Search the material and gather each line with "component" in it.

===== Entries shown =====

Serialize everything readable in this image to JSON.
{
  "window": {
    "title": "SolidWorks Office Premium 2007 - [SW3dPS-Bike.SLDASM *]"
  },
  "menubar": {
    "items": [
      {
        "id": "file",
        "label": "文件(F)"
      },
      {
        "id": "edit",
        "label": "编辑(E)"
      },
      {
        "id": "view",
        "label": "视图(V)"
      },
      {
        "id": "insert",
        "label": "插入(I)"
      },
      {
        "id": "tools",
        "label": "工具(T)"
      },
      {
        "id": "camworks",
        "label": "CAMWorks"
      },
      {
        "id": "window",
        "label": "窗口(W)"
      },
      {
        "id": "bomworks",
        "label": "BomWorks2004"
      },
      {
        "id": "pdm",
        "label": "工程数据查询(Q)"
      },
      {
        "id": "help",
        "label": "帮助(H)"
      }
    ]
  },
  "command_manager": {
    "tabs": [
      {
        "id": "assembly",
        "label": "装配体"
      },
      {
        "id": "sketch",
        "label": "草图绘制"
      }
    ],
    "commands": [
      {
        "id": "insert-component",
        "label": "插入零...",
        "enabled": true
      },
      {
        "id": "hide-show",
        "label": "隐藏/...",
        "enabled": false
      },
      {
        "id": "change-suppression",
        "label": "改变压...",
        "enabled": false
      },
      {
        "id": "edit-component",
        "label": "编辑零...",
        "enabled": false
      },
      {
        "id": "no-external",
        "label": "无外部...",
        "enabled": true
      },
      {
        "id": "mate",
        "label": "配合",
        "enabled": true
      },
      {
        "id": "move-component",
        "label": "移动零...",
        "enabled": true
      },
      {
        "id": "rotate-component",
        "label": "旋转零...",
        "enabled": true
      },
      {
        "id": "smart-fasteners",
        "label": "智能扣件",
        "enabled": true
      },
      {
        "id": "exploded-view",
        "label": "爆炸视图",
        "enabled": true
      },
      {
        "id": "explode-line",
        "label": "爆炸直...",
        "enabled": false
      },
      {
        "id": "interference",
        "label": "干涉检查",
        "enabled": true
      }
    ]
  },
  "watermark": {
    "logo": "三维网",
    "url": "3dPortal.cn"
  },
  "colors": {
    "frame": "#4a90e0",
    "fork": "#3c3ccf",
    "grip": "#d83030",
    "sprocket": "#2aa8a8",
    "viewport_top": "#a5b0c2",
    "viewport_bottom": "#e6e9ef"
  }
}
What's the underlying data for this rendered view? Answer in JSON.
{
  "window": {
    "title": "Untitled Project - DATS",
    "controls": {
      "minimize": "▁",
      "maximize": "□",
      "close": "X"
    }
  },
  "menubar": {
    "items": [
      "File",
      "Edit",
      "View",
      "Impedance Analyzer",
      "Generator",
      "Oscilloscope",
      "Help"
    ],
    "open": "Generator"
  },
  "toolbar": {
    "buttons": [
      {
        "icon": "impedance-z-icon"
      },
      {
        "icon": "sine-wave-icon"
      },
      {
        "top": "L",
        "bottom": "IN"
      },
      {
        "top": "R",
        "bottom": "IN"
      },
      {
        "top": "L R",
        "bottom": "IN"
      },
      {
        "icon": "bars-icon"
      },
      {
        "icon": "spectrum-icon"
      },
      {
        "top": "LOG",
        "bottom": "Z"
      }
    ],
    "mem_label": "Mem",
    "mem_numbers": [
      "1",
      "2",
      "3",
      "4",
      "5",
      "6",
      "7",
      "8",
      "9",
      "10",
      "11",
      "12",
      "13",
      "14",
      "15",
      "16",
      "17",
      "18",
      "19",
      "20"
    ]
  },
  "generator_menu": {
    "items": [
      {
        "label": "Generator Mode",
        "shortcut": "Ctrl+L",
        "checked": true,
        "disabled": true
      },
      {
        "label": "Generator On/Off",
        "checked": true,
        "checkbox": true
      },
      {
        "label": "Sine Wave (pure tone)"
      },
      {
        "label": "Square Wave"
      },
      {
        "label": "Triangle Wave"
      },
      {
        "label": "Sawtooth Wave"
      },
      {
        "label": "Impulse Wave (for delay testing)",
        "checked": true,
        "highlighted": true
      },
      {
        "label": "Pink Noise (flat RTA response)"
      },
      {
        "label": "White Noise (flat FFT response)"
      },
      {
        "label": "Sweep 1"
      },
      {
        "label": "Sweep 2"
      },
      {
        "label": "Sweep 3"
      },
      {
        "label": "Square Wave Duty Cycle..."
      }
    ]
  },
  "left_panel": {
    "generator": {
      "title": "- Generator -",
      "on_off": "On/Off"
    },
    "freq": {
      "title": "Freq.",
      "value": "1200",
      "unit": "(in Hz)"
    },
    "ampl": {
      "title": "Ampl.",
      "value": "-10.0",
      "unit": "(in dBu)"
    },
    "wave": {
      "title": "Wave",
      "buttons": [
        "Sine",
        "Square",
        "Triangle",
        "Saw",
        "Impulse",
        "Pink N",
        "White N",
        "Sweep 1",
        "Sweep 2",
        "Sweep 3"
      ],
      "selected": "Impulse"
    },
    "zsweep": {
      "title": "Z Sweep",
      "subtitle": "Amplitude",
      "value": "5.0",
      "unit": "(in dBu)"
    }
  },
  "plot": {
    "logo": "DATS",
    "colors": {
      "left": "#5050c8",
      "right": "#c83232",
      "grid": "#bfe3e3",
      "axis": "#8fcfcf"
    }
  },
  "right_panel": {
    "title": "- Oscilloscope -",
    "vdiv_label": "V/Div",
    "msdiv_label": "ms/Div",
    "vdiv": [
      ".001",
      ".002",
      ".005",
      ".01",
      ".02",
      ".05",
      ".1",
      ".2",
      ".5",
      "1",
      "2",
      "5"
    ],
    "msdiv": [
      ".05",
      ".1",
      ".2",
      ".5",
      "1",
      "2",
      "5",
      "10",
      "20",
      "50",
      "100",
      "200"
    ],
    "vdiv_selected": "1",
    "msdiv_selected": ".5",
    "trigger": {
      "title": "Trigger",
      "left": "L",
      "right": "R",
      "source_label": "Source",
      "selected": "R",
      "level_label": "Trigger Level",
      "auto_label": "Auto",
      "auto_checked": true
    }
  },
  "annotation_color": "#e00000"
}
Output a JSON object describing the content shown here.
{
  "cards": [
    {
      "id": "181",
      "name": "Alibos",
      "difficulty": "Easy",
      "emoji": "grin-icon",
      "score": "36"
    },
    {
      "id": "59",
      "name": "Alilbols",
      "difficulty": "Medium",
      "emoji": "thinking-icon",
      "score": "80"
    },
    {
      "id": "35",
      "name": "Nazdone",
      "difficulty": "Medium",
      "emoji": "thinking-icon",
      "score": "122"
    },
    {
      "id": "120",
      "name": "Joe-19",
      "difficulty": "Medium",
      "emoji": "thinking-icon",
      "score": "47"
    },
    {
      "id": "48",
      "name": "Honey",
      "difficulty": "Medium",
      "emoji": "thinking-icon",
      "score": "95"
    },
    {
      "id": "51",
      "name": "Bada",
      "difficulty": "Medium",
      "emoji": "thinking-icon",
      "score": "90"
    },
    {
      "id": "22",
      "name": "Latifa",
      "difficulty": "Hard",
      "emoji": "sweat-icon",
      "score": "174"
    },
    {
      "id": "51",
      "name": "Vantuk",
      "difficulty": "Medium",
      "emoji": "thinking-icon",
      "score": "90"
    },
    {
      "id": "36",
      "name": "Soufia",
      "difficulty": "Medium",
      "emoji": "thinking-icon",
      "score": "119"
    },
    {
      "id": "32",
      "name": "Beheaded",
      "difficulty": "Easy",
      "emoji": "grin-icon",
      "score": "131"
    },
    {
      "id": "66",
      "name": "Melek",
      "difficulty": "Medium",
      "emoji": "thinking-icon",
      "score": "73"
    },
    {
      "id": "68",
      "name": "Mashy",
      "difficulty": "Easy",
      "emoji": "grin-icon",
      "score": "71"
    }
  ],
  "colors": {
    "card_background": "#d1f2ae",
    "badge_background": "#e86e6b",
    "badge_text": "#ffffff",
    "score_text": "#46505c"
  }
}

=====

## Written reply
        "id": "insert-component",
        "id": "edit-component",
        "id": "move-component",
        "id": "rotate-component",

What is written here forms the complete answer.